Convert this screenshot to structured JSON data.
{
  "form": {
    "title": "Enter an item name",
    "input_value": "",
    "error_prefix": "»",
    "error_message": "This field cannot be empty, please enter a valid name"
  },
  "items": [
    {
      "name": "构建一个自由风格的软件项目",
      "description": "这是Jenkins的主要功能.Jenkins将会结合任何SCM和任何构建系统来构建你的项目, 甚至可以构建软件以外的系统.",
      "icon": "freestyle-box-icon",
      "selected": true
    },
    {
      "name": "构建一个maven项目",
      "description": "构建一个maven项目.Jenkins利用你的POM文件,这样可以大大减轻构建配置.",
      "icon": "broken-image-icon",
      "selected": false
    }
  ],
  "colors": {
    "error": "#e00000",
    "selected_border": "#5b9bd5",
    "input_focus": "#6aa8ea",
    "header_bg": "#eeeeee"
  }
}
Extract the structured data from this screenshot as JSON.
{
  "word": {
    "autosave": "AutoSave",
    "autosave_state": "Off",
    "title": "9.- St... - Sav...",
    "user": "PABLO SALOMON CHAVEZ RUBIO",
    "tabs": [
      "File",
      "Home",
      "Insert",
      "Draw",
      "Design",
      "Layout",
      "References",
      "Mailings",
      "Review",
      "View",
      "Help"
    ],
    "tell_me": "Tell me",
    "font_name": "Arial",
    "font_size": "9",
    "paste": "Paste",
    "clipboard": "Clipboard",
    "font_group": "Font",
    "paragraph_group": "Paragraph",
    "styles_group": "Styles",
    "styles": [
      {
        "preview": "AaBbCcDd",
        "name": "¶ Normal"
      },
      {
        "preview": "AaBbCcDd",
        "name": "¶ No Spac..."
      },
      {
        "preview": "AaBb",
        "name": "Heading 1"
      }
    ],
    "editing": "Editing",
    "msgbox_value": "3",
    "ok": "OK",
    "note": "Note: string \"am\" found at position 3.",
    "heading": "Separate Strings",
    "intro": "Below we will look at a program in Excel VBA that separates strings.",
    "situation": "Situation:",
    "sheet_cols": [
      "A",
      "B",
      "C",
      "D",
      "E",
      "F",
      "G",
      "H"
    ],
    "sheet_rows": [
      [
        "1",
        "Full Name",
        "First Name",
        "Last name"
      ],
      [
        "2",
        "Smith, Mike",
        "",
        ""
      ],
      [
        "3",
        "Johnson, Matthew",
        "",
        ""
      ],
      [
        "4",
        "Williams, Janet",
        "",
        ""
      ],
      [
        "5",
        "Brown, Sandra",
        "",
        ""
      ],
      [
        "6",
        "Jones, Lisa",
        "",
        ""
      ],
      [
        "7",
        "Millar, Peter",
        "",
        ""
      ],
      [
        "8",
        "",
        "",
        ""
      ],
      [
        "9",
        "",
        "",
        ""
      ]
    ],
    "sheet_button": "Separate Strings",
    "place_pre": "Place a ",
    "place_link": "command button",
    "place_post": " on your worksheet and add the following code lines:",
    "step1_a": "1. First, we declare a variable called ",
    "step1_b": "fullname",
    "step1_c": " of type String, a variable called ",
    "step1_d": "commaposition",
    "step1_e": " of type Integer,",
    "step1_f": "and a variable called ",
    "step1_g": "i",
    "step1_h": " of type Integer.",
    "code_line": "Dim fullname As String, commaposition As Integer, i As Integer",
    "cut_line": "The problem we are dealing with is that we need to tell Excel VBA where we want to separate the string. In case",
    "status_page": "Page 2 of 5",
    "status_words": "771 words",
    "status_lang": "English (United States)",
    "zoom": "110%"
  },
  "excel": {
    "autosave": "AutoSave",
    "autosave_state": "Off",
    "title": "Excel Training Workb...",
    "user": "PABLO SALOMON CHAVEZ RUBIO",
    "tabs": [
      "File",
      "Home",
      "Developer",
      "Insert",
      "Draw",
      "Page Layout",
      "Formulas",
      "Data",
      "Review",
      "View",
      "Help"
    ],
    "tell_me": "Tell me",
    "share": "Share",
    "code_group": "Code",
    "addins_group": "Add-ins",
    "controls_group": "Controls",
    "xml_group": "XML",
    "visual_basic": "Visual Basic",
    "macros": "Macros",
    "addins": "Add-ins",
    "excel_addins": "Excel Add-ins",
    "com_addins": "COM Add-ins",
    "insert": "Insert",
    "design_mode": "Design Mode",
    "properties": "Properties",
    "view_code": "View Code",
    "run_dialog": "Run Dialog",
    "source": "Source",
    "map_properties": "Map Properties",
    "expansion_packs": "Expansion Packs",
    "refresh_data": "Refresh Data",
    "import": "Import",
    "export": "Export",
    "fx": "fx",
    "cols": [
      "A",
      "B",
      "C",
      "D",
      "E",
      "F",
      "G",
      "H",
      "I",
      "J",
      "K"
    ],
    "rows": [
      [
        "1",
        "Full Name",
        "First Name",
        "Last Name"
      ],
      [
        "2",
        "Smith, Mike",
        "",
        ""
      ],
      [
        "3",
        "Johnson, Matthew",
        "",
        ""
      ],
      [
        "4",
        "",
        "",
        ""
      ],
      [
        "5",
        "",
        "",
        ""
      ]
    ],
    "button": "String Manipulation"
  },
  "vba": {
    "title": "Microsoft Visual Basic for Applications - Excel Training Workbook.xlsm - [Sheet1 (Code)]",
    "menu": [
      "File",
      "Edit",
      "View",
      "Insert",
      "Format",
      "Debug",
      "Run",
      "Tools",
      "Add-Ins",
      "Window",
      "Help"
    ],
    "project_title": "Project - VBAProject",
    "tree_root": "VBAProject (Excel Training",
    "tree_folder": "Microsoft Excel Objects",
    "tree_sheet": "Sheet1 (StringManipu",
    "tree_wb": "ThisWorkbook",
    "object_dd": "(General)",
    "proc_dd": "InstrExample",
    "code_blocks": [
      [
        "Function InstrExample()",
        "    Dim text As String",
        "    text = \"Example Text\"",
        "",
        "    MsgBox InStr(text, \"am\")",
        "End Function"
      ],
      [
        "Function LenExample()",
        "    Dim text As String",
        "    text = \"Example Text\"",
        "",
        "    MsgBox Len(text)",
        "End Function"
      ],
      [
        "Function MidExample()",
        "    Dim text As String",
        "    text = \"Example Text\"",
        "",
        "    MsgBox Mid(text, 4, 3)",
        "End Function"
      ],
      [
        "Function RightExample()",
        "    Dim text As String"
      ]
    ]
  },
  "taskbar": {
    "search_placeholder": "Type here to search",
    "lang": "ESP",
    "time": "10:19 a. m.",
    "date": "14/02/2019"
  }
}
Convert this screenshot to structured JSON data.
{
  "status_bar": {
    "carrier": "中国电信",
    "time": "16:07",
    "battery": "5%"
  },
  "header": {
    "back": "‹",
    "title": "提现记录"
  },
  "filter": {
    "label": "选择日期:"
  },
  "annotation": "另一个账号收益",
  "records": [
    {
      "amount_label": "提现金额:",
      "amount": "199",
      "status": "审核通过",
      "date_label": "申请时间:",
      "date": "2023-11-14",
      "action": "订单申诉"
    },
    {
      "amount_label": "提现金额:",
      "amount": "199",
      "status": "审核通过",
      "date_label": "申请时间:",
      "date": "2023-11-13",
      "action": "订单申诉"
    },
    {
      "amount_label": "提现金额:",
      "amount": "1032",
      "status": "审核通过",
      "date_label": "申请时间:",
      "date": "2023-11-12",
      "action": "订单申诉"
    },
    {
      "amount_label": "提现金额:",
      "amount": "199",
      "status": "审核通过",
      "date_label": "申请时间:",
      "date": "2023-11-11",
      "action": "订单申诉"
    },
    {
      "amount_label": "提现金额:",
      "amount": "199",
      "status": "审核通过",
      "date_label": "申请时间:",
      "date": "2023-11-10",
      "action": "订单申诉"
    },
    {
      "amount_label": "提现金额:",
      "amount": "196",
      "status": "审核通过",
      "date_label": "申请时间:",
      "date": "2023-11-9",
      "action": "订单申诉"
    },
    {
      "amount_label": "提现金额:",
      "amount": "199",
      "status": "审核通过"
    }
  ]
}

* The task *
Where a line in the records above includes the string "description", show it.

* Output for this task *
      "description": "这是Jenkins的主要功能.Jenkins将会结合任何SCM和任何构建系统来构建你的项目, 甚至可以构建软件以外的系统.",
      "description": "构建一个maven项目.Jenkins利用你的POM文件,这样可以大大减轻构建配置.",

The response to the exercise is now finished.